Maybe I’m dreaming, but I think we may be entering roaming’s last age.

Late last year, I wrote about the extreme lengths I went whilst traveling to avoid roaming fees, and the huge difference it made to by phone bill.

On my current trip, I’ve already hit a stumbling block. My US MiFi account has been closed, as the service provider now requires very regular top-ups, even if you’re in credit.

But, perhaps the challenge of managing your roaming charges could disappear. Here are three reasons that I think they might go the way of the dodo.

One: Some operators are removing the premium from their roaming packages. Three UK is bringing local rates to more countries: US, Indonesia, Sri Lanka, and Macau. Last year, T-Mobile started offering unlimited international data and text services in over 100 countries at no extra cost, and voice services at a flat rate.

Two: LTE—and its local breakout feature in particular—makes roaming much easier (read: cheaper) for operators. As my colleague Michel van Veen puts it, “At first glance, roaming advantages dominate the LTE experience. Local Breakout, a mechanism where roaming traffic does not traverse back to the home network and is handled by the local operator, allows for cheaper tariffs and will also bring increased localised revenue.”

Three: A service-specific roaming deal has hit the scene. Saudi Arabian operator Mobiliy realised that when you’re traveling, you don’t necessarily need all your apps. For many, Facebook and a messaging service would suffice. Hence, the Mobiliy offers packages for Facebook and What’sApp, which give you unlimited data usage for those services in over 50 countries.

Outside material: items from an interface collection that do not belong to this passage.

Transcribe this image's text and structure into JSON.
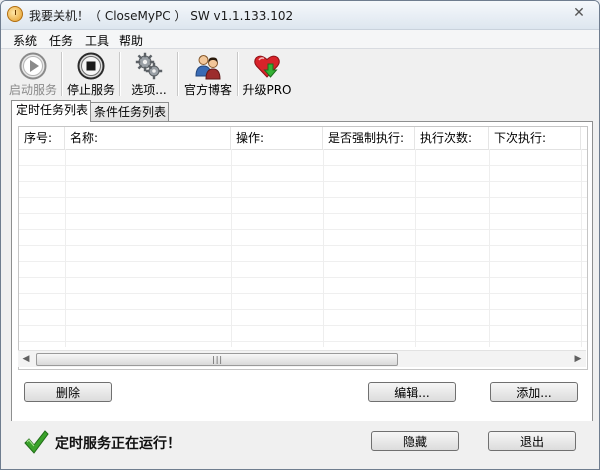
{
  "window": {
    "title": "我要关机！（ CloseMyPC ） SW v1.1.133.102"
  },
  "menu": {
    "items": [
      "系统",
      "任务",
      "工具",
      "帮助"
    ]
  },
  "toolbar": {
    "start_label": "启动服务",
    "stop_label": "停止服务",
    "options_label": "选项...",
    "blog_label": "官方博客",
    "upgrade_label": "升级PRO"
  },
  "tabs": [
    {
      "label": "定时任务列表",
      "active": true
    },
    {
      "label": "条件任务列表",
      "active": false
    }
  ],
  "table": {
    "columns": [
      "序号:",
      "名称:",
      "操作:",
      "是否强制执行:",
      "执行次数:",
      "下次执行:"
    ],
    "rows": []
  },
  "buttons": {
    "delete": "删除",
    "edit": "编辑...",
    "add": "添加...",
    "hide": "隐藏",
    "exit": "退出"
  },
  "status": {
    "text": "定时服务正在运行！"
  },
  "colors": {
    "check_green": "#3aa22a",
    "upgrade_red": "#d8232a",
    "upgrade_green": "#2fa32f"
  }
}
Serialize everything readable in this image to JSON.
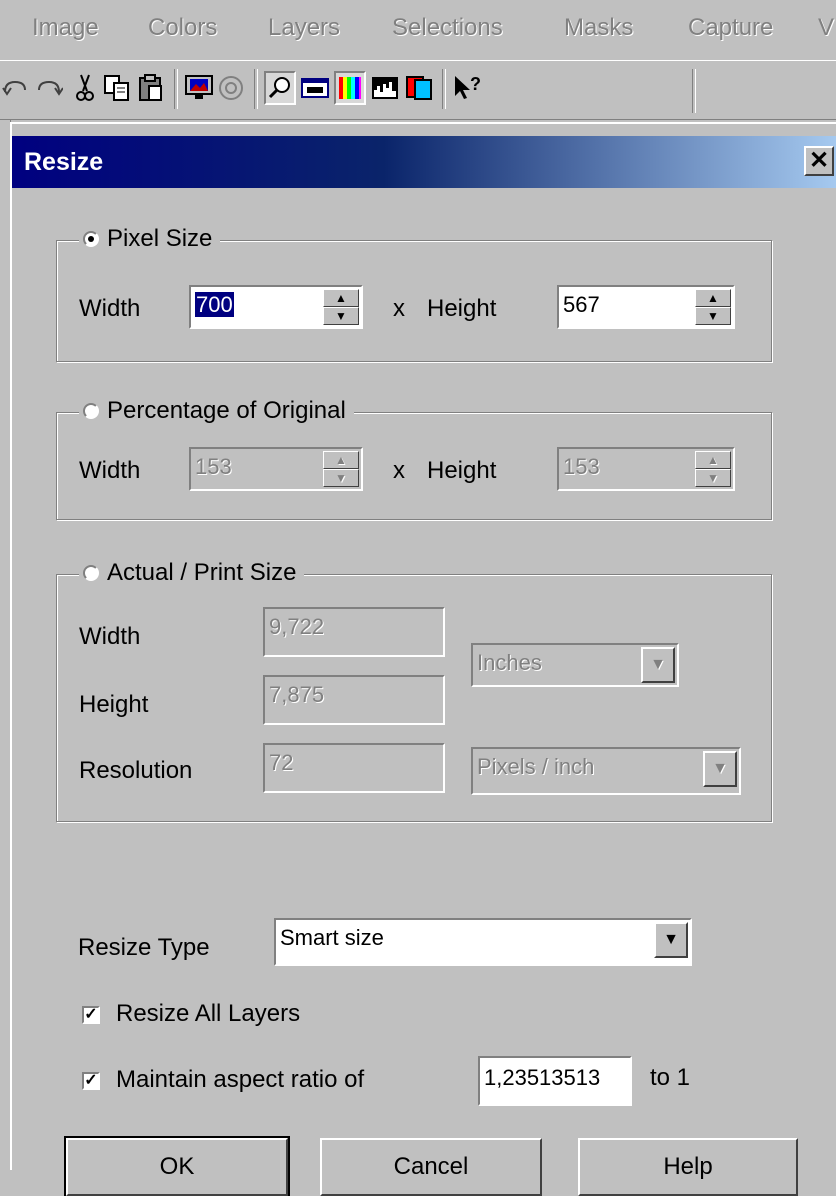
{
  "menu": {
    "items": [
      {
        "label": "Image",
        "key": "I"
      },
      {
        "label": "Colors",
        "key": "C"
      },
      {
        "label": "Layers",
        "key": "L"
      },
      {
        "label": "Selections",
        "key": "S"
      },
      {
        "label": "Masks",
        "key": "M"
      },
      {
        "label": "Capture",
        "key": "p"
      },
      {
        "label": "V",
        "key": ""
      }
    ]
  },
  "toolbar": {
    "icons": [
      "undo-icon",
      "redo-icon",
      "cut-icon",
      "copy-icon",
      "paste-icon",
      "monitor-icon",
      "browse-icon",
      "zoom-icon",
      "overview-icon",
      "color-palette-icon",
      "histogram-icon",
      "layers-icon",
      "context-help-icon"
    ]
  },
  "dialog": {
    "title": "Resize",
    "close_label": "✕",
    "pixel_size": {
      "label": "Pixel Size",
      "width_label": "Width",
      "width_value": "700",
      "x_label": "x",
      "height_label": "Height",
      "height_value": "567"
    },
    "percentage": {
      "label": "Percentage of Original",
      "width_label": "Width",
      "width_value": "153",
      "x_label": "x",
      "height_label": "Height",
      "height_value": "153"
    },
    "print_size": {
      "label": "Actual / Print Size",
      "width_label": "Width",
      "width_value": "9,722",
      "height_label": "Height",
      "height_value": "7,875",
      "resolution_label": "Resolution",
      "resolution_value": "72",
      "units_value": "Inches",
      "res_units_value": "Pixels / inch"
    },
    "resize_type": {
      "label": "Resize Type",
      "value": "Smart size"
    },
    "resize_all_layers": {
      "label": "Resize All Layers",
      "checked": true
    },
    "aspect": {
      "label": "Maintain aspect ratio of",
      "checked": true,
      "value": "1,23513513",
      "suffix": "to 1"
    },
    "buttons": {
      "ok": "OK",
      "cancel": "Cancel",
      "help": "Help"
    }
  }
}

Is it just my wishful thinking, or are the days of roaming-charge bill shock numbered?